Listed records >>
*** Block opens ***

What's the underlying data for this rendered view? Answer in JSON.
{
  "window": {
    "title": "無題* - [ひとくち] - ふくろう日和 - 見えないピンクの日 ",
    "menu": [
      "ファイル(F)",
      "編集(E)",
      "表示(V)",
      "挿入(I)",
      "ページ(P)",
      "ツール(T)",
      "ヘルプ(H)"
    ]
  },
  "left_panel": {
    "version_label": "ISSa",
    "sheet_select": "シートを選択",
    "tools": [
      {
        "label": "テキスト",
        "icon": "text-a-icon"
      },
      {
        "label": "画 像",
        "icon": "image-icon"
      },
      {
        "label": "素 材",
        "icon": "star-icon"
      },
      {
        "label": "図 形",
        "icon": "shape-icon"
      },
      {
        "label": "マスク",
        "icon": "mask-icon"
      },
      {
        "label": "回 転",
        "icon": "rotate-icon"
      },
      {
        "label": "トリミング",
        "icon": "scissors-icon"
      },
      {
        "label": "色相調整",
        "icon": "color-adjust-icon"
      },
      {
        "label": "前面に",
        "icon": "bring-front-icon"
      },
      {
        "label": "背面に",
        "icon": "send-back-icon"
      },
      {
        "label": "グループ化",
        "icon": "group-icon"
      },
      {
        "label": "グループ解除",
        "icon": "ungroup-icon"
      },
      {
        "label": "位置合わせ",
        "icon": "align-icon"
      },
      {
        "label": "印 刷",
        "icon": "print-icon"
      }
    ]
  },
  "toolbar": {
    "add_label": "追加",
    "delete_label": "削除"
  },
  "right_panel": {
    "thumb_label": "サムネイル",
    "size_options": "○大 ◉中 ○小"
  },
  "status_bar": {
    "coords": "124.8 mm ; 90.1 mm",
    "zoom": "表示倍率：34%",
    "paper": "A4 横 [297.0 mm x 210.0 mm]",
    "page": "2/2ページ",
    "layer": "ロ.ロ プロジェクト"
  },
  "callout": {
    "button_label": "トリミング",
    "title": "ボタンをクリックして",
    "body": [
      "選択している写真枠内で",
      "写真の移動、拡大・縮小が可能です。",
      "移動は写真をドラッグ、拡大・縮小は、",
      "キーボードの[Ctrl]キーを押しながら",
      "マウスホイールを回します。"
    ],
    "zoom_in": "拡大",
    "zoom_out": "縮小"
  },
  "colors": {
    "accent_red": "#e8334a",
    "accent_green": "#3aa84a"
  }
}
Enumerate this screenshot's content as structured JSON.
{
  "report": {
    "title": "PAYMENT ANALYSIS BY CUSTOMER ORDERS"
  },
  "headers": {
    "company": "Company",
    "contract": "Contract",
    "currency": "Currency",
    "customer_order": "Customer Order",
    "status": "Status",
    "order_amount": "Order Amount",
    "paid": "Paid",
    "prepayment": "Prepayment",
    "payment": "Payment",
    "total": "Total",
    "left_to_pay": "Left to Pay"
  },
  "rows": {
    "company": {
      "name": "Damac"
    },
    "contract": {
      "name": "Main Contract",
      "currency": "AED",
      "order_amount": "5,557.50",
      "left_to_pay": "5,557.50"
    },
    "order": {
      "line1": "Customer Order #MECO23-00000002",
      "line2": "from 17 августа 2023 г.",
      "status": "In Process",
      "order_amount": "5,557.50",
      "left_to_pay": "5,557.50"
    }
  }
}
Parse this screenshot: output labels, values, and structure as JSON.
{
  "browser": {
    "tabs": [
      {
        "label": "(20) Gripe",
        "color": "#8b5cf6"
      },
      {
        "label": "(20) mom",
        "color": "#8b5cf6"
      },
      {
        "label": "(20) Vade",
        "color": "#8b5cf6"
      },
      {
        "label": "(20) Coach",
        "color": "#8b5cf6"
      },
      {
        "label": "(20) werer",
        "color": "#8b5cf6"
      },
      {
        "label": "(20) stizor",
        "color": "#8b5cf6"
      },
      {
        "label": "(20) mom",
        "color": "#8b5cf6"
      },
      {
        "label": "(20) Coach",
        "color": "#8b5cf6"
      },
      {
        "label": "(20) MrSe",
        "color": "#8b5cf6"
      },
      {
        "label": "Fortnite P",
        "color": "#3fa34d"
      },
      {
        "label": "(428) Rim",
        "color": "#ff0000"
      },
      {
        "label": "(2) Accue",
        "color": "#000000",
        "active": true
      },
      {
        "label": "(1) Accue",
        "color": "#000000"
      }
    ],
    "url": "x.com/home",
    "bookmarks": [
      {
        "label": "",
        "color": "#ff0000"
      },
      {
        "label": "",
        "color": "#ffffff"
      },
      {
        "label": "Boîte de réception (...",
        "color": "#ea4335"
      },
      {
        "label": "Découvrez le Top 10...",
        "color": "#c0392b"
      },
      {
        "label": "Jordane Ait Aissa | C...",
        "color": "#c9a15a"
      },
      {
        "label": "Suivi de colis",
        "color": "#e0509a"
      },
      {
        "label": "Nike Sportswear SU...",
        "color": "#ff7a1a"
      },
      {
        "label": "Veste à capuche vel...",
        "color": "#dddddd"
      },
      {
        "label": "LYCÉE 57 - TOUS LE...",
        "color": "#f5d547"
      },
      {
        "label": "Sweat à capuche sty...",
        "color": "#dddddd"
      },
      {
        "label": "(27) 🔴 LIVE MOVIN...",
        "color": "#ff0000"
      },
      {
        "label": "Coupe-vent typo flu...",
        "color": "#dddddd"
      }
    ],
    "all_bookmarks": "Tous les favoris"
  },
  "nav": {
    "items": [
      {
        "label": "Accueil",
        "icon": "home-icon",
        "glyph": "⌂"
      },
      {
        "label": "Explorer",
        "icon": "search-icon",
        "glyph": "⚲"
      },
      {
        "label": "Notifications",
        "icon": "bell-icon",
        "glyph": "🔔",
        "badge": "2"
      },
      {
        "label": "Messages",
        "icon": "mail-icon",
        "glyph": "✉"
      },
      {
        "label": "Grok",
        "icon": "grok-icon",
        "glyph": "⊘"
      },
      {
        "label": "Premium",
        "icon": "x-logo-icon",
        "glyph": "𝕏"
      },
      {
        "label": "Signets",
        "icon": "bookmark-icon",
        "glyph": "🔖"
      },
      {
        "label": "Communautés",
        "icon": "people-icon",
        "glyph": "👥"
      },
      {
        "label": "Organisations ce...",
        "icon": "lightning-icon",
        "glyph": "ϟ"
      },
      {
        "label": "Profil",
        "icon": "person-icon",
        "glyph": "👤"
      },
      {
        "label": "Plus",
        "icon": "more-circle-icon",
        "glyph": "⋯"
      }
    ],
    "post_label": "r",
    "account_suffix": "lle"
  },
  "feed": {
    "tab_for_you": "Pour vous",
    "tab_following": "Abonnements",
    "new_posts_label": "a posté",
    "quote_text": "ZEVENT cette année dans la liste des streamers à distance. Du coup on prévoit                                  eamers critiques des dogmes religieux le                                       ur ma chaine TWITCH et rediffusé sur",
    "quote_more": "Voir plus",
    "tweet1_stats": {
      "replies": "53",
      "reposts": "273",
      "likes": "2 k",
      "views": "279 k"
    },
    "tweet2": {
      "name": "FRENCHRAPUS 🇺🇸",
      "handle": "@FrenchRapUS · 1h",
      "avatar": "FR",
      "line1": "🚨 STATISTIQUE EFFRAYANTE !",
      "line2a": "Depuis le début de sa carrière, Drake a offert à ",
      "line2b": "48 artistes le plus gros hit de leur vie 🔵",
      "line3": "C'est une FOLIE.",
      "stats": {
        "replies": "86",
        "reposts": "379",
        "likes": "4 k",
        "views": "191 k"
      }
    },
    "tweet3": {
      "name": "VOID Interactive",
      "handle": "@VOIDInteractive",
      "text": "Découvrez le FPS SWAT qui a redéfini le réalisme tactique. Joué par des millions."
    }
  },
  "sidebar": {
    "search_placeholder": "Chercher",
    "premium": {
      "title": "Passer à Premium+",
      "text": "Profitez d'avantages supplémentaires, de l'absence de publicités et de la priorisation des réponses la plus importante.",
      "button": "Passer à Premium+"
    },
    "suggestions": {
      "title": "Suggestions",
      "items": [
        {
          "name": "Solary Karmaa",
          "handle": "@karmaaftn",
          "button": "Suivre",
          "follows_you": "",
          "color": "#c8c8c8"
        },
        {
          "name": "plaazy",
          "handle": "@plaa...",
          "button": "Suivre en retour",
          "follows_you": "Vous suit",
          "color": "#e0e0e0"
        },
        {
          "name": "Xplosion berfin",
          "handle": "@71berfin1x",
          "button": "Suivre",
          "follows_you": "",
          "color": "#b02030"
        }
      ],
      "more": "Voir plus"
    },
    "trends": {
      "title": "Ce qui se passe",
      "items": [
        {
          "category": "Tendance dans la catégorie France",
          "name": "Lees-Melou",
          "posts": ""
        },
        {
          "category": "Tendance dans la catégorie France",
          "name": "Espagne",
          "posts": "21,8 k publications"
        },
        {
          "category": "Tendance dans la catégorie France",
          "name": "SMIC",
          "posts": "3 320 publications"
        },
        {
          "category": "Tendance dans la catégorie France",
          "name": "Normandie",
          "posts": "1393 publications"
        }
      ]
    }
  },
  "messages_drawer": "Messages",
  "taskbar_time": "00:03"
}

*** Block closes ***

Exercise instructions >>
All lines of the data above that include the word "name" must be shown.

Output of the task >>
      "name": "Damac"
      "name": "Main Contract",
      "name": "FRENCHRAPUS 🇺🇸",
      "name": "VOID Interactive",
          "name": "Solary Karmaa",
          "name": "plaazy",
          "name": "Xplosion berfin",
          "name": "Lees-Melou",
          "name": "Espagne",
          "name": "SMIC",
          "name": "Normandie",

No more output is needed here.